I was not a Grateful Dead fan growing up. I listened to only Top 40 until I got to college and even then, the Grateful Dead was still a little too out there for a kid from the South. I was afraid of them for some reason. Maybe it was the drug culture, maybe it was the long hair, maybe I was just an idiot. I knew some of the bigger songs, of course, like “Truckin’” or “Casey Jones” or “Uncle John’s Band” or “Sugar Magnolia,” but that was about it.
Then when I started working at Billboard, some of my colleagues were rabid fans and I realized I’d really missed out. Their fans weren’t all major stoners who followed the band around and sold toast on a stick in the parking lot at the shows. And so what if they were?
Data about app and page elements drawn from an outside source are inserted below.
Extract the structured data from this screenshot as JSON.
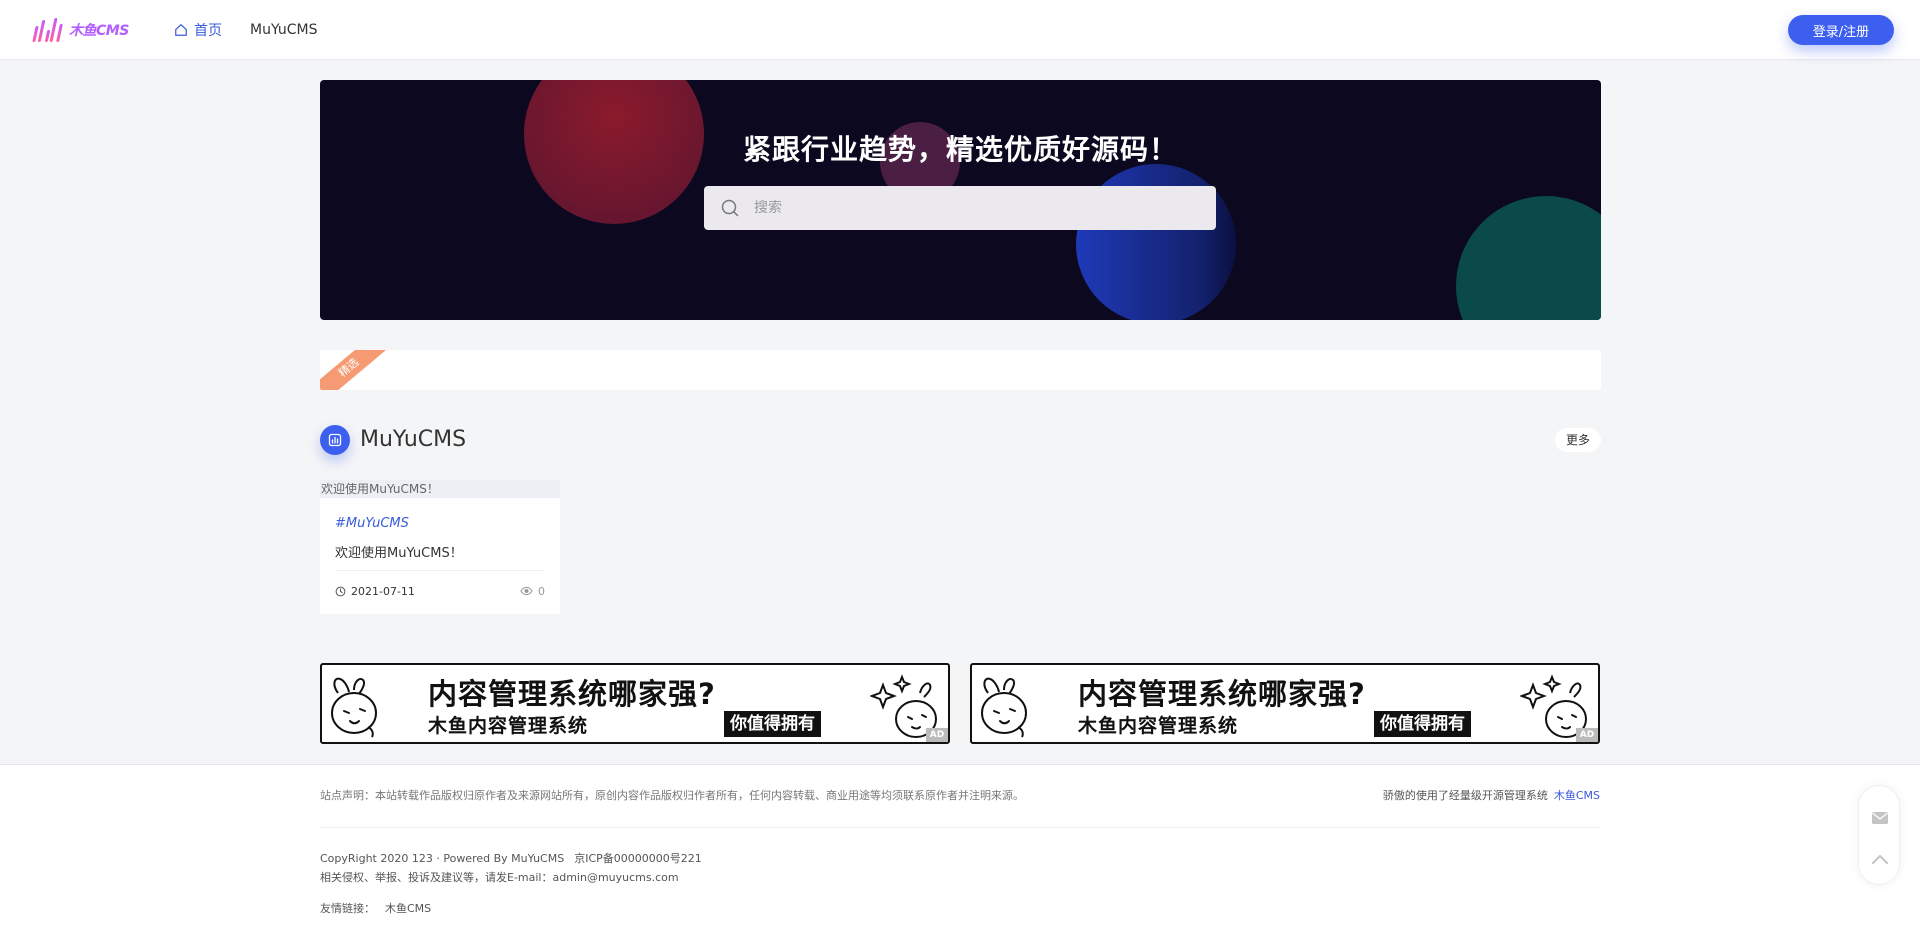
{
  "header": {
    "logo_text": "木鱼CMS",
    "nav": [
      {
        "label": "首页",
        "active": true
      },
      {
        "label": "MuYuCMS",
        "active": false
      }
    ],
    "login_label": "登录/注册"
  },
  "hero": {
    "title": "紧跟行业趋势，精选优质好源码！",
    "search_placeholder": "搜索"
  },
  "featured": {
    "ribbon_label": "精选"
  },
  "section": {
    "title": "MuYuCMS",
    "more_label": "更多"
  },
  "card": {
    "image_alt": "欢迎使用MuYuCMS！",
    "tag": "#MuYuCMS",
    "title": "欢迎使用MuYuCMS！",
    "date": "2021-07-11",
    "views": "0"
  },
  "ads": [
    {
      "main": "内容管理系统哪家强?",
      "sub": "木鱼内容管理系统",
      "tag": "你值得拥有",
      "badge": "AD"
    },
    {
      "main": "内容管理系统哪家强?",
      "sub": "木鱼内容管理系统",
      "tag": "你值得拥有",
      "badge": "AD"
    }
  ],
  "footer": {
    "declaration": "站点声明：本站转载作品版权归原作者及来源网站所有，原创内容作品版权归作者所有，任何内容转载、商业用途等均须联系原作者并注明来源。",
    "powered_text": "骄傲的使用了经量级开源管理系统",
    "powered_link": "木鱼CMS",
    "copyright": "CopyRight 2020 123 · Powered By MuYuCMS",
    "icp": "京ICP备00000000号221",
    "contact": "相关侵权、举报、投诉及建议等，请发E-mail：admin@muyucms.com",
    "links_label": "友情链接：",
    "links": [
      "木鱼CMS"
    ]
  },
  "colors": {
    "accent": "#3d5ff0",
    "hero_bg": "#0b0820",
    "ribbon": "#f59a72"
  }
}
How great to feel so passionate about a band that you wanted to see them as many times as you could.
When Jerry Garcia died in 1995, I had friends who could not stop crying. It was like a death in the family for them and the end of an era that would never come again, no matter how much other jam bands tried to fill the void.
One of big regrets is that I never saw them live. They would take over Madison Square Garden when I lived in New York for a series of shows and even though I could have walked to MSG from our offices, I never went.
Two years ago, I wrote a story for the Los Angeles Times about the band’s push into merchandising. The remaining members had put the new record executive in charge of licensing their image through his paces. He was an incredible Deadhead. He was able to answer questions about obscure songs like “Victim or The Crime” and that’s how he gained their trust. I interviewed Mickey Hart for the piece and it remains one of my favorite interviews. What the band did in terms of building a community, not just with its fans but with everyone who worked with them, was groundbreaking. They have such a legacy of giving back, especially in the San Francisco area.
On Saturday, Berkeley’s listener-sponsored radio station KPFA is holding its 27th annual Grateful Dead Marathon, “Dead to the World,” from 9 a.m. to 1 a.m., hosted by David Gans. There is also an auction of GD memorabilia.
So today’s $10 goes to all my Deadhead friends and to help make up for all the years I missed out on some great music. Saturday's marathon will stream online live via KPFA's website, as well as on some partner websites. I'll be listening.
Feb. 21: KPFA
52 down, 313 to go